### Items from an interface collection
++++++++++

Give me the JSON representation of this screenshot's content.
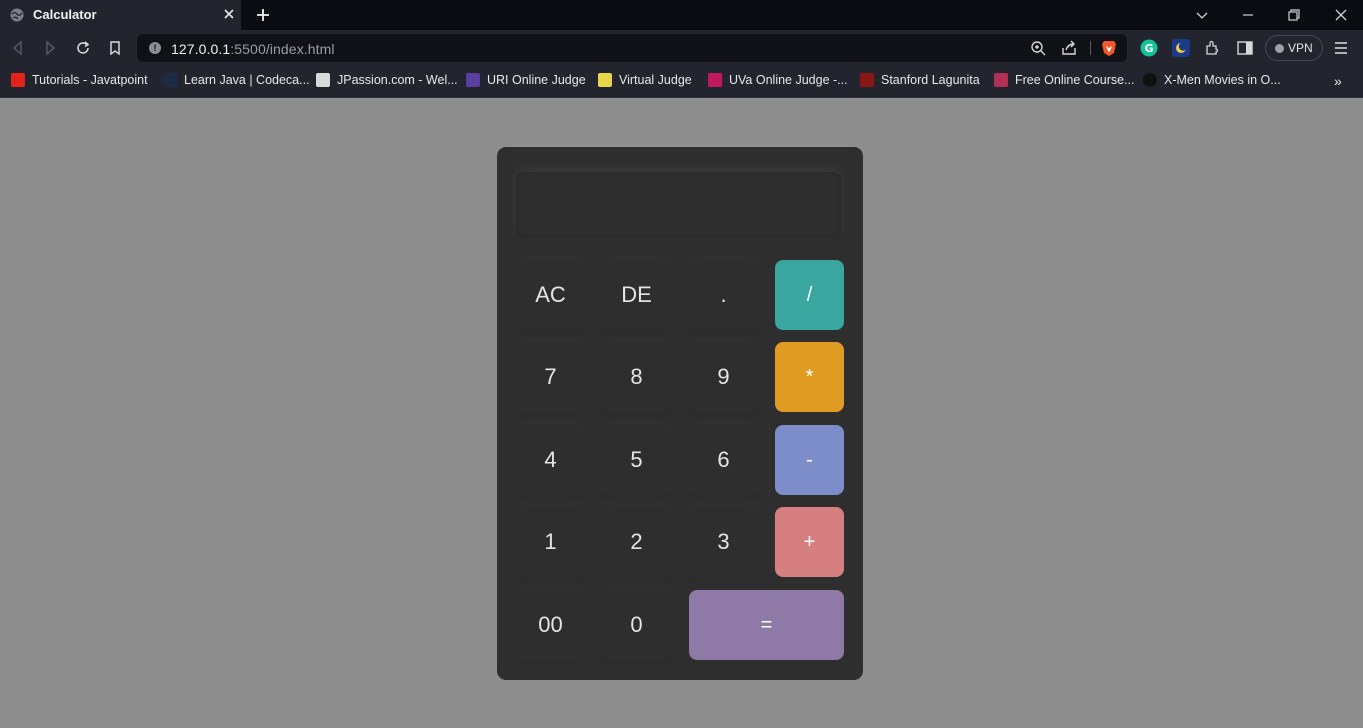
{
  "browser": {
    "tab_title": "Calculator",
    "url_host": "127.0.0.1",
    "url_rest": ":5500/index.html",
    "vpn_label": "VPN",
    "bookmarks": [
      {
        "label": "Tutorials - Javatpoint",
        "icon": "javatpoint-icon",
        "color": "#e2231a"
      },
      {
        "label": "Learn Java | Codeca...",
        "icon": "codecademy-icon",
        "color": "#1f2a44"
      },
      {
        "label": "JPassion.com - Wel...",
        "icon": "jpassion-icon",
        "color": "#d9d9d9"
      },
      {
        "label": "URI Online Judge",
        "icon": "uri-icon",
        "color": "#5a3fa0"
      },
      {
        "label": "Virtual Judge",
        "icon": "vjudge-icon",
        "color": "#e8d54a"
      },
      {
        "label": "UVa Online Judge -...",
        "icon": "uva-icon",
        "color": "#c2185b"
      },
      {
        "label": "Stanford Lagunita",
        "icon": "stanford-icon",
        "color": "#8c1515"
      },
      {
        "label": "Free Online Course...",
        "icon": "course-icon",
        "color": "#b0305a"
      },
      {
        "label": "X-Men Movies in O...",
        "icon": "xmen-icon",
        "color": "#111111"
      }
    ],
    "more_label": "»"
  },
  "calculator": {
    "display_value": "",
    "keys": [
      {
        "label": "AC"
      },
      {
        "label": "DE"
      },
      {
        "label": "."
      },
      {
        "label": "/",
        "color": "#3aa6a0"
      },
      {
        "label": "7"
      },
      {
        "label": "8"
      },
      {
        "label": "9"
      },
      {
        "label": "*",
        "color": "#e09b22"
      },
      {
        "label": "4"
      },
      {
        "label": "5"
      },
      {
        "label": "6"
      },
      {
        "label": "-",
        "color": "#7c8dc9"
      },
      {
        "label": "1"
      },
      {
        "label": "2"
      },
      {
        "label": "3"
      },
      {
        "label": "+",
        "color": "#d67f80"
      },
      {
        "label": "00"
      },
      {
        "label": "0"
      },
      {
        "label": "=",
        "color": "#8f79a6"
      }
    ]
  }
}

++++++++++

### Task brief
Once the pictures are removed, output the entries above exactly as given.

### Response box
Give me the JSON representation of this screenshot's content.
{
  "browser": {
    "tab_title": "Calculator",
    "url_host": "127.0.0.1",
    "url_rest": ":5500/index.html",
    "vpn_label": "VPN",
    "bookmarks": [
      {
        "label": "Tutorials - Javatpoint",
        "icon": "javatpoint-icon",
        "color": "#e2231a"
      },
      {
        "label": "Learn Java | Codeca...",
        "icon": "codecademy-icon",
        "color": "#1f2a44"
      },
      {
        "label": "JPassion.com - Wel...",
        "icon": "jpassion-icon",
        "color": "#d9d9d9"
      },
      {
        "label": "URI Online Judge",
        "icon": "uri-icon",
        "color": "#5a3fa0"
      },
      {
        "label": "Virtual Judge",
        "icon": "vjudge-icon",
        "color": "#e8d54a"
      },
      {
        "label": "UVa Online Judge -...",
        "icon": "uva-icon",
        "color": "#c2185b"
      },
      {
        "label": "Stanford Lagunita",
        "icon": "stanford-icon",
        "color": "#8c1515"
      },
      {
        "label": "Free Online Course...",
        "icon": "course-icon",
        "color": "#b0305a"
      },
      {
        "label": "X-Men Movies in O...",
        "icon": "xmen-icon",
        "color": "#111111"
      }
    ],
    "more_label": "»"
  },
  "calculator": {
    "display_value": "",
    "keys": [
      {
        "label": "AC"
      },
      {
        "label": "DE"
      },
      {
        "label": "."
      },
      {
        "label": "/",
        "color": "#3aa6a0"
      },
      {
        "label": "7"
      },
      {
        "label": "8"
      },
      {
        "label": "9"
      },
      {
        "label": "*",
        "color": "#e09b22"
      },
      {
        "label": "4"
      },
      {
        "label": "5"
      },
      {
        "label": "6"
      },
      {
        "label": "-",
        "color": "#7c8dc9"
      },
      {
        "label": "1"
      },
      {
        "label": "2"
      },
      {
        "label": "3"
      },
      {
        "label": "+",
        "color": "#d67f80"
      },
      {
        "label": "00"
      },
      {
        "label": "0"
      },
      {
        "label": "=",
        "color": "#8f79a6"
      }
    ]
  }
}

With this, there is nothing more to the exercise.